That's an interesting question. You want to set up a business that essentially combines three different concepts:
- Network streaming from your PC to a different screen across the network using remote screen software; e.g. Parsec, or a Chromecast, e.g. playing a PC-only game on your iPad, which I've done.
- Basically AWS: Renting a dedicated server, racked in a server room far, far away, and remote-screening off that server. AND, time-sharing the dedicated server; i.e. the server is dedicated to you while you are using it, and an hour later your environment may be boxed, and the actual iron allocated to someone else.
So in principle, you'd have an array of racks and racks of dedicated PCs, all headless or blades. They'd all be preloaded with a standard image, with a virgin (un-customered) Steam, GoG, Battle.net etc. etc. Customer would
- Lease a dedicated PC from you, and you'd grab one out of the pool of available PCs.
- Remotely controlling it (a-la Parsec): Launch Steam etc., log into their account.
- Install a game on it.
- Play the game as long as they liked.
- Quit playing and log out.
- You'd wipe the PC's disk and return it to the pool.
I'm with you so far. (Blizzard isn't).
Where you might get in trouble is you try to also combine this idea with GameFly. Remember when Netflix was DVDs showing up in your mail, and you'd stick them in the pouch, mail it back, and the next one would automatically show up? That's the classic video rental model. The video store pays once for the tape ($89 for a VHS tape back in the day) and doesn't pay per-rental. Parallel to Old Netflix was a service called GameFly, that still exists (as does Old Netflix). So I suppose the next shoe to drop is that if your user wants to play a DVD-based console game, "an elf in your warehouse" will (in a few seconds) grab one of your stock copies and drop it in the DVD slot, right? (except the elf, and the DVD slot, will be virtualized.) Now you better watch out.

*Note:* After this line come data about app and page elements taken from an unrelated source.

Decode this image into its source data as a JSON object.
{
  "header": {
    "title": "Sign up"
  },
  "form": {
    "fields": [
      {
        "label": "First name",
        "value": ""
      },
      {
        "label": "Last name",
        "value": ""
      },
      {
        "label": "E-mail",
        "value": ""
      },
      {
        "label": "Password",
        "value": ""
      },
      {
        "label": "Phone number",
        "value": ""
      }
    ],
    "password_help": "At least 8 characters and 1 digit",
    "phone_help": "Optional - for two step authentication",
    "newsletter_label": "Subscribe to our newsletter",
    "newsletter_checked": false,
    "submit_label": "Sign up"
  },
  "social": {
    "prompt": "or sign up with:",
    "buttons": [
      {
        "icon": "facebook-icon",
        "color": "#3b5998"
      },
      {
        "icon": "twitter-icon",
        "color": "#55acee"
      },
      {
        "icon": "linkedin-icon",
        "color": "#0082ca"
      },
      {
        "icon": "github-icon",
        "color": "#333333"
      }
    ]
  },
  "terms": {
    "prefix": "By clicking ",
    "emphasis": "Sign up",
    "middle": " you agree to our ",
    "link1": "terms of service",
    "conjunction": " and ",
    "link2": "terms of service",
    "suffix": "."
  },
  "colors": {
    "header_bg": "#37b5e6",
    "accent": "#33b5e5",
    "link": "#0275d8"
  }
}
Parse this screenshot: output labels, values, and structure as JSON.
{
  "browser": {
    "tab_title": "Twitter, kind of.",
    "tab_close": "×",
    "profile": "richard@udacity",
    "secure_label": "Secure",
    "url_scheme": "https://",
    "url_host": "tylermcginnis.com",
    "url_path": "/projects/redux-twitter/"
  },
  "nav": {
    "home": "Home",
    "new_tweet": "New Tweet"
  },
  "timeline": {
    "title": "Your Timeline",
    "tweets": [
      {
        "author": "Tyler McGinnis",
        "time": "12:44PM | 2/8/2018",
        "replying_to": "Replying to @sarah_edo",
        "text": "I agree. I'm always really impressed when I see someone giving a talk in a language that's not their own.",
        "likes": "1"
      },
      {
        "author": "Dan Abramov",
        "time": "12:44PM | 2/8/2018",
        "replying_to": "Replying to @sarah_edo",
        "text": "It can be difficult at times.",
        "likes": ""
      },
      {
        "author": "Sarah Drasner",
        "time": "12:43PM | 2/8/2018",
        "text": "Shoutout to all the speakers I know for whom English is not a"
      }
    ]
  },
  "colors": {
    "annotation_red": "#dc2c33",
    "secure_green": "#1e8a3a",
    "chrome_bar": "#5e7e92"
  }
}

The case to pay heed to is Aereo. Aereo was a public-policy advocacy litigation firm; they just didn't know it. They thought they were an Internet streaming company offering streaming and time-shifting of over-the-air TV to people in the NYC service area).
NYC citizens have trouble with TV reception because of all the steel buildings. Aereo already knew it would be illegal to just have one well-placed antenna and stream to everybody. So they had a well-placed warehouse with thousands of antennas, each connected to a PC with a DVR. So each customer would get a dedicated antenna and PC/DVR. And I thought that settled the matter; but they finally got in front of the Supreme Court. The Supreme Court said "Nope, the clever technology implementation does NOT negate the obvious intent of Congress, in requiring cable companies to pay TV stations for the right to rebroadcast their stations. It looks, walks and quacks like a cable TV operation, so we're treating it like that for the law." Their house of cards immediately collapsed because they now owed years of back fees to all the TV stations they were streaming, and that broke their back.